Open Access Thesis
COVID-19 was declared a pandemic by the WHO on March 11, 2020. The COVID-19 Public Health Emergency lasted from January 30, 2020, to May 11, 2023. During this time, abundant literature across disciplines began appearing, assessing the pandemic experience and aftermath. However, there needs to be more investigation and application of the term uncanny in the pandemic experience and literature.
Two short story collections, Out There by Kate Folk and Bliss Montage by Ling Ma, both published in 2022, are works of pandemic literature demonstrating the pandemic's inherent uncanniness and the human experience. The term pandemic-uncanny represents an inherent attachment between these two words and an inseparable experience. Moreover, Freud’s afterwardness is defined and used to describe this term further, as the pandemic-uncanny is a phenomenon that worked to reveal a latent truth in the world, an underlying, traumatic understanding that humans are fragile and not in control of their existence or of the world.
Many stories across the two collections were published previous to the initial onset of the pandemic. Still, their use of the uncanny, their content and analysis of intimate relationships and place, the human condition, and existential understanding speak to the latent, uncanny truths revealed through the pandemic-uncanny. In fact, in the context of the pandemic-uncanny, their content is more profound and sharper, reflecting the hidden truths at the core of human existence that have always been there—existed before the time of the pandemic, in the stories and beneath the surface of human existence—but have now been exposed for all to see and address.
Year of Submission
Master of Arts
Department of Languages and Literatures
1 PDF file (iii, 100 pages)
©2023 Kersten Khaley
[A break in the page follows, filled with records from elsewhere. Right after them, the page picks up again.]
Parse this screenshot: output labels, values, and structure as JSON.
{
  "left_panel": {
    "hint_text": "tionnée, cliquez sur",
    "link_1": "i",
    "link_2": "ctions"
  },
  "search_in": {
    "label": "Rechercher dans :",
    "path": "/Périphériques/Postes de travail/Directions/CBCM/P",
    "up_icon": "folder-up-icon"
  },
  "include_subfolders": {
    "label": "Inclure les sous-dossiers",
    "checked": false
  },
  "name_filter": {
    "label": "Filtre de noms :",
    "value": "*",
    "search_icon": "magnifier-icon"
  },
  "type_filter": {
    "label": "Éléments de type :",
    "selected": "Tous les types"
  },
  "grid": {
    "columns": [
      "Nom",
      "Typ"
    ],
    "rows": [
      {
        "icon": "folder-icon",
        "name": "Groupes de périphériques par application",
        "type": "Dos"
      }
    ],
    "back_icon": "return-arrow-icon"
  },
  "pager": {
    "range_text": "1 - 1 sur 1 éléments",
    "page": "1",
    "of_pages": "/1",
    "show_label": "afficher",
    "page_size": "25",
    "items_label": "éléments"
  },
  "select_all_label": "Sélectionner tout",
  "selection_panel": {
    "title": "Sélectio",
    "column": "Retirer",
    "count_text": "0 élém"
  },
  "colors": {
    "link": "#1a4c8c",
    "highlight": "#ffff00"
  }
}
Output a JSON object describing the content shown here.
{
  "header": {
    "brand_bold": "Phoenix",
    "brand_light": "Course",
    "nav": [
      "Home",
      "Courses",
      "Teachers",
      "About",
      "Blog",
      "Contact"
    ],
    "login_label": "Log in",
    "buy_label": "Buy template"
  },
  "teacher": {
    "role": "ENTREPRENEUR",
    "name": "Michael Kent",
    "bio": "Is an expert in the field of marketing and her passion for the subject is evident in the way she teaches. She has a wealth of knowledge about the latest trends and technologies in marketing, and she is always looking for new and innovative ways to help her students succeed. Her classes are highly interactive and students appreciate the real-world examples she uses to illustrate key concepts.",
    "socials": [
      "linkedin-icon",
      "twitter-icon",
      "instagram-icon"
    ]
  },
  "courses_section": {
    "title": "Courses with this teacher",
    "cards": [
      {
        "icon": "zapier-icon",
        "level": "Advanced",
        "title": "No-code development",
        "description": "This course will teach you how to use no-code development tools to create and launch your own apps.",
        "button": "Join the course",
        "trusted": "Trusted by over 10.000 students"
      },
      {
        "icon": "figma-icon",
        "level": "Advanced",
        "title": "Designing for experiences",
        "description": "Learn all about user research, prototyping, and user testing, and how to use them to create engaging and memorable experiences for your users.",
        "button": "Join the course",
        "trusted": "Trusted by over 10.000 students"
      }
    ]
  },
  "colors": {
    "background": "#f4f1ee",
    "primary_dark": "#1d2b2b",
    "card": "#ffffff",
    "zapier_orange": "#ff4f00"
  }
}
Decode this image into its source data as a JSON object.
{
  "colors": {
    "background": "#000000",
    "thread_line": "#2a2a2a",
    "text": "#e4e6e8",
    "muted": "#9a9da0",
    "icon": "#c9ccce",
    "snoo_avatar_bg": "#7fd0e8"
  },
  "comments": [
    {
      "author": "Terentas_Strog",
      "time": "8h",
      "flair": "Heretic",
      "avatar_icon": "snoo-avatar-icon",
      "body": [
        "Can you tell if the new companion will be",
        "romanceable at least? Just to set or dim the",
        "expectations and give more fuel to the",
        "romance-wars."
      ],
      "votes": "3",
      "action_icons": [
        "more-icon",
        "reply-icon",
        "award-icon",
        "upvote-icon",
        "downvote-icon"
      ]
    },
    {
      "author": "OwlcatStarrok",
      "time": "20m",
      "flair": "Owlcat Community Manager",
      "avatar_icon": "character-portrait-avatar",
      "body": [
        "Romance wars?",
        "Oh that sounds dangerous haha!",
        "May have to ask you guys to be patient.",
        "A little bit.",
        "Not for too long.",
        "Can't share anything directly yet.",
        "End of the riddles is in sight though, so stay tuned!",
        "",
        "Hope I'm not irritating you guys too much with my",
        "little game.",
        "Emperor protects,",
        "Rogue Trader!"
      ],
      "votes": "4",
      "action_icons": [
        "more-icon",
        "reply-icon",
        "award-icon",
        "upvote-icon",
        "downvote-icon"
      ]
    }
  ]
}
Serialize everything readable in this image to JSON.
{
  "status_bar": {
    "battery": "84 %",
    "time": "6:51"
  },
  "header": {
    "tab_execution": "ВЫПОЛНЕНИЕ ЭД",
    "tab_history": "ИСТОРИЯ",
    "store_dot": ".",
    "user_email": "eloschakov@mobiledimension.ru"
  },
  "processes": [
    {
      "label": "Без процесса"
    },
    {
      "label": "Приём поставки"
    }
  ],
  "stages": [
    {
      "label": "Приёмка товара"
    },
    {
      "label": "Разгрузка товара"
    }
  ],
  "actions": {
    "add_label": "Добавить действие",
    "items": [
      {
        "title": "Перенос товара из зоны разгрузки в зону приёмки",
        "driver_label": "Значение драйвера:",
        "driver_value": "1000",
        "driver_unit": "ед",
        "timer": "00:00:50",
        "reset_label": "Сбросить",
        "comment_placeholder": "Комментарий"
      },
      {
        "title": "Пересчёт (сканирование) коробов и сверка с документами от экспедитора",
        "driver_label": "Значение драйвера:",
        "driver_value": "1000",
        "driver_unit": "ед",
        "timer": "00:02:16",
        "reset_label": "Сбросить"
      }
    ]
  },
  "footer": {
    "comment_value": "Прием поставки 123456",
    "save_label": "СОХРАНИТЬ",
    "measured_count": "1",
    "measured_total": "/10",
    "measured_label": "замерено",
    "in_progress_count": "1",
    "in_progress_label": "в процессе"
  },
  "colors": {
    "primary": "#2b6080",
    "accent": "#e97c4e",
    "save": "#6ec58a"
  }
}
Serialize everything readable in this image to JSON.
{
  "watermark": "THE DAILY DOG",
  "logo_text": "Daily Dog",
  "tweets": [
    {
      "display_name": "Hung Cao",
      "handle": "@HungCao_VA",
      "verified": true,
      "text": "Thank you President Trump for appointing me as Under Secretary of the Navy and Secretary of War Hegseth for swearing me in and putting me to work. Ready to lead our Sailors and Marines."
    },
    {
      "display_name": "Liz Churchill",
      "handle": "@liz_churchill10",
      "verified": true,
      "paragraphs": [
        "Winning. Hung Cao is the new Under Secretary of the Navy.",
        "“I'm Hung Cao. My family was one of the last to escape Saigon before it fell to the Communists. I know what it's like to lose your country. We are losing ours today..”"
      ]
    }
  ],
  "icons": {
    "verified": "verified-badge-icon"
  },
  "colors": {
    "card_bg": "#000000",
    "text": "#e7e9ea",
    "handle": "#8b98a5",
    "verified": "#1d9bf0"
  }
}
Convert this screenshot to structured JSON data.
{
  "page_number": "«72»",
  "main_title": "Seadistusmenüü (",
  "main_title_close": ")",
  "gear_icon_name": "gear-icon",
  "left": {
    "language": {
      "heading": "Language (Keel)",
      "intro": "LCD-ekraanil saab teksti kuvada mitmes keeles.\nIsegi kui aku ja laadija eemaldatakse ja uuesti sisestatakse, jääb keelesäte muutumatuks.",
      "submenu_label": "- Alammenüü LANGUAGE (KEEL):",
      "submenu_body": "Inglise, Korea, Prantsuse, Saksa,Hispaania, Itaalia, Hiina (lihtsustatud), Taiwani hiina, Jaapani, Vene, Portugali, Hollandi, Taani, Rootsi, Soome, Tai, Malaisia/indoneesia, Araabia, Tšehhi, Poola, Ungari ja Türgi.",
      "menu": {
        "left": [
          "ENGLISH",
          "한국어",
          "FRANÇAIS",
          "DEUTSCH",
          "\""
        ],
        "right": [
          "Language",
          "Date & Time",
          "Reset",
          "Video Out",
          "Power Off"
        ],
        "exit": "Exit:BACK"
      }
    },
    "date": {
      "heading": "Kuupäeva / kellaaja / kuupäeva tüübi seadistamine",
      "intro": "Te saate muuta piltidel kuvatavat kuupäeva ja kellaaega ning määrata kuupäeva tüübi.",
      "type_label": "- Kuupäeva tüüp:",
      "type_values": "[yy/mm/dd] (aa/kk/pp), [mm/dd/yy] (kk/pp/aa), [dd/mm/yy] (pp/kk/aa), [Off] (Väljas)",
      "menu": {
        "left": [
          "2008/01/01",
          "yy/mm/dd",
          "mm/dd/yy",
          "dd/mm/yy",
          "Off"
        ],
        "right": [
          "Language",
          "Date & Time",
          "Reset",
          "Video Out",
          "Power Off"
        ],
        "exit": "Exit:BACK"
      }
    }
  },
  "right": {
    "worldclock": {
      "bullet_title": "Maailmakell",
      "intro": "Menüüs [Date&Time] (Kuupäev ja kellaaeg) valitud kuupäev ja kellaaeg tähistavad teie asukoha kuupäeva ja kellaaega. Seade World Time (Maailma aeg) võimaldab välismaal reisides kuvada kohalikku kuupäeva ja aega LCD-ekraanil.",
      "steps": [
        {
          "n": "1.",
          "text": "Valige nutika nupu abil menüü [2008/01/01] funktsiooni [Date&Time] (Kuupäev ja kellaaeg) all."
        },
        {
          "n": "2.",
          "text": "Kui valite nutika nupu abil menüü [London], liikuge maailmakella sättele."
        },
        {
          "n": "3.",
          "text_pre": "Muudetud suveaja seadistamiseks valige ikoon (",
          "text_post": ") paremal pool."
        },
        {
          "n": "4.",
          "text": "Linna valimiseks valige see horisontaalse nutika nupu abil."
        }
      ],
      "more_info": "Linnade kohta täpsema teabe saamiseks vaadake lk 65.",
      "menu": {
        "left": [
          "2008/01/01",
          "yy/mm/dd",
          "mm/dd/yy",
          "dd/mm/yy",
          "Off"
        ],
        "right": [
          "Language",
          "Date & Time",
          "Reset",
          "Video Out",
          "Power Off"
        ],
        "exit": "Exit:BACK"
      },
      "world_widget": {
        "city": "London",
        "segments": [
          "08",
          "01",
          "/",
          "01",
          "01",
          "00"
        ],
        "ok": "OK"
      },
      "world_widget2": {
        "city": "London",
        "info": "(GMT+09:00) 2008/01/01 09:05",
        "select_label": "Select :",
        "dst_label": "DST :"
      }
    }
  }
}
Khaley, Kersten, "The Pandemic-Uncanny: Self-Estrangement and Environment in Out There and Bliss Montage" (2023). Dissertations and Theses @ UNI. 1547.